- The huge advantage global organizations should have is simply being eroded more and more. Not just by the local more nimble competitor but more importantly by the way organizations seem to be structured in recent years. The advantage of shared infrastructures that large organizations are supposedly meant to have, does seems to me, all but eroded. You see the duplication in the system as often staggering. The myths of shared services can be often illusionary, as well as more and more complexity is layered in the system to offset and counter potential risk. The growing cost of compliance, seeking global standards and coordinating these needs constant re-evaluation, cross validation and assessment is pushing out products by turning them into just safe innovation. Often we are seeing even longer delivery-to-market time horizons with all these internal exchanges . There is a real pressing need to release this layering-on effect and find new and different ways to speed up and become more adept and agile.
- Reducing risk often seems the first overriding priority in many large matured organizations. Take all the risk out of innovation and all you end up with the incremental approaches we are seeing today, all too often touted as innovation breakthroughs, what rubbish. Can this change, I think it must do, as real growth demands different solutions than what is being offered today, otherwise we will just simply ‘bounce along’ in slow growth across many industries. How to manage a more diverse business portfolio in global organizations needs a different hedging policy to re-balance the risk premium with more of an adventurous exploration of innovation bets. Re-balancing infrastructures and deciding where to locate skills to support both a global business but with a greater diversity of innovation within local operations and regions is a tough challenge. Managing mind-sets and embedded thinking calls for a more radical overhaul if more breakthrough thinking is called for.

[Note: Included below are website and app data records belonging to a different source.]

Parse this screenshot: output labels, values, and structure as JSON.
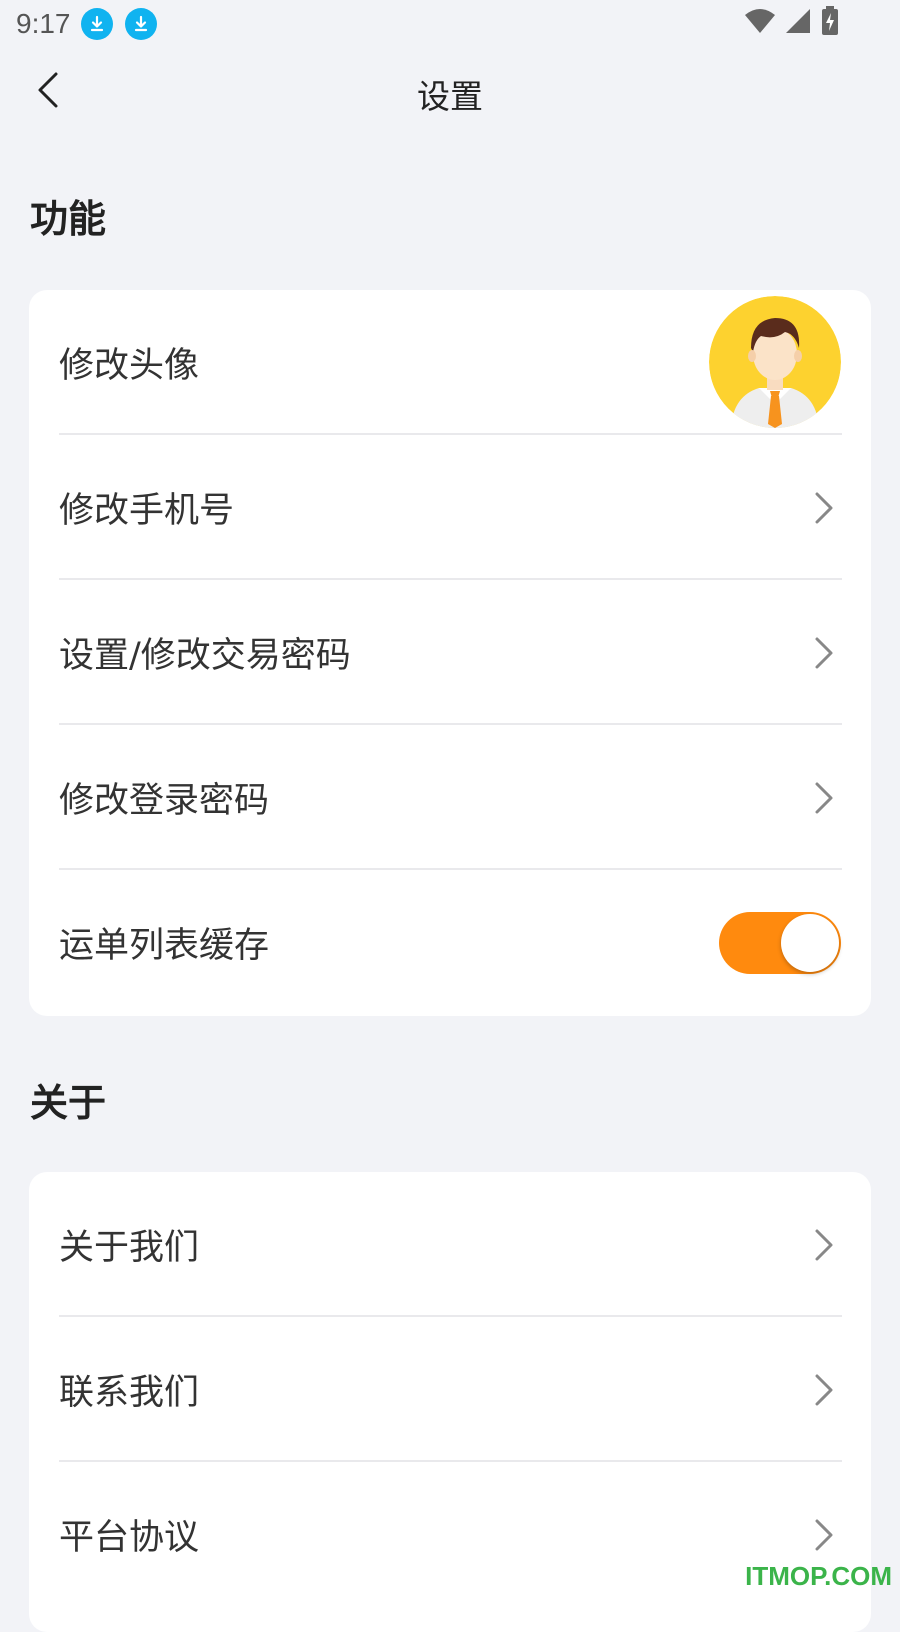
{
  "status_bar": {
    "time": "9:17",
    "icons": [
      "download-icon",
      "download-icon",
      "wifi-icon",
      "signal-icon",
      "battery-charging-icon"
    ]
  },
  "header": {
    "back_icon": "chevron-left-icon",
    "title": "设置"
  },
  "sections": {
    "features": {
      "title": "功能",
      "items": [
        {
          "label": "修改头像"
        },
        {
          "label": "修改手机号"
        },
        {
          "label": "设置/修改交易密码"
        },
        {
          "label": "修改登录密码"
        },
        {
          "label": "运单列表缓存",
          "toggle_on": true
        }
      ]
    },
    "about": {
      "title": "关于",
      "items": [
        {
          "label": "关于我们"
        },
        {
          "label": "联系我们"
        },
        {
          "label": "平台协议"
        }
      ]
    }
  },
  "colors": {
    "accent": "#ff8a0e",
    "background": "#f2f3f7",
    "download_badge": "#10b3f0",
    "avatar_bg": "#fdd22f"
  },
  "watermark": "ITMOP.COM"
}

Each of these four tension points needs to be re-balanced, to be re-engineered. Innovation needs some radical re-thinking, a more ruthless review of what is working, what is holding it back.
To achieve this I feel a complete re-engineering approach to innovation is called for. Large organizations are strangling great innovation ideas at birth and slowly to death through a heavily compromised pipeline These are being replaced with lackluster concepts that are often boring their customers and compelling them to question the value and look more and more elsewhere, for solutions that fit their needs and pockets.
Otherwise global scale will simply not matter if organizations can’t leverage the people on the ground, so as to link more specifically to the customer needs in different regions and markets and provide them with what they want.
The urgent need is to improve the organizations abilities to connect locally and adapt globally, not the other way around. Yes, you can call that reverse re-engineering in the way you are managing innovation.
image credit: asunews.asu.edu
Paul Hobcraft runs Agility Innovation, an advisory business that stimulates sound innovation practice, researches topics that relate to innovation for the future, as well as aligning innovation to organizations core capabilities.